Take the larger box and stand the 4 corks in the bottom of the box. These will act as drainage holes and also support for the other cardboard box.
This is the part where we get down and dirty. Take handfuls of your cement mixture and fill the bottom of the box up to the top of the corks and make the cement level. If you want to reinforce the cement at this stage, you can add pieces of wire netting across the base and up the sides of the box. Try to leave a small gap between the netting and the side of the box so that it does show though to the outside when turned out.
Place the second box inside the first one, sitting on the corks and cement that you have layered on the bottom. Your second box should be at least 2 inches smaller all around. This forms the mould, which will give you a trough with sides at least 2 inches thick. You need this thickness for strength. If you have used wire netting as reinforcement, then 2 inches is quite ample. 2 – 3 inches is ideal.
DIY Craft Essential #3: X-acto knife
DIY Craft Essential #4: Spray paint
Now it's play time again. Keeping the inner box central, (you can place wedges in the spaces to keep the gap even all round and remove them as you proceed) press handfuls of your cement mixture down into the space between the boxes. Compact it, but don't press too hard or you will distort the shape of the wall you are building. The boxes will be absorbing moisture from the cement so will become soft and fragile. Work quickly before the boxes become too wet. The cement will be starting to 'go off' and stiffen at this stage.
Work your way right around the box, building up your walls to the level that you want.
It is very important not to touch the trough for at least 24 hours. The trough is considered to be 'green' at this stage.
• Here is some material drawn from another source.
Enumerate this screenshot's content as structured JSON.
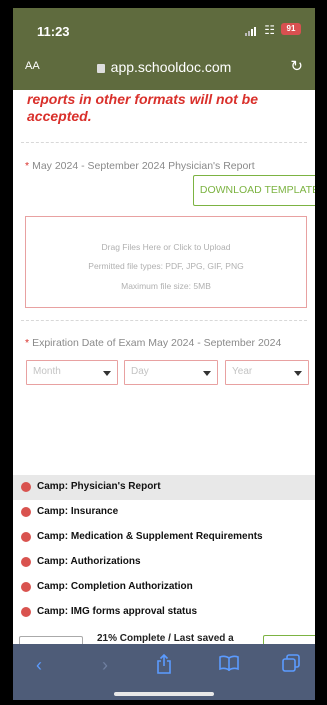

What this means, is that the cement is still not cured and is in a fragile state. If you try to move it or lift it, it will crack or even break in half. Ideally, leave it alone to dry out for about 5 days, and then strip away the cardboard boxes, inside and out. You will now have a homemade stone trough.
But we are not finished yet. We need to 'weather' it. This is a bit like ageing a 'new' piece of antique furniture. Using a wire brush, roughen the surface all around the trough. Concentrate on the sharp angles of the corners and top edges to make them look worn and slightly rounded.
The final treatment is to paint the concrete with a mixture that will encourage moss and algae to form. This is the final 'antiquing' stage before you plant up with your alpines. The ideal medium for this is liquid manure. You can also use live yogurt or a mixture of the two. It may give off an unpleasant aroma for a short while, but this will go as the algae and moss start to develop.
This method uses the polystyrene fish box, or any other polystyrene packaging that meets your shape requirement. Trim the box to your required size and we are ready to start.
Cover the polystyrene with wire netting inside and out. Make sure that you cover the floor of the box as well. A close mesh is better for this type of mould as it not only provides reinforcement; it also allows the cement to stick to the polystyrene (which can't absorb the liquid from the cement). Use a wooden dowel or wine corks to provide the drainage holes. Make a hole in the base of the polystyrene and place a dowel or a couple of wine corks, one on top of the other, so that they protrude about three inches above the bottom of the box. When the cement is cured we can remove the dowel or corks and leave a nice neat drainage hole.
The cement mixture is the same as in the first method. All we have to do is cover the entire box, inside and out with the mixture. Make the walls and the base at least two inches thick. (this will make the side walls nearly 4 inches thick). Use a trowel to get an even and smooth finish. Leave the tops of the walls irregular, not smooth and straight. This allows the finished product to have a more 'rustic' look, as though it has been hand carved.
Leave to dry and finish off as in method one. For more information and photographs of the process visit our webpage in the budget cookery section.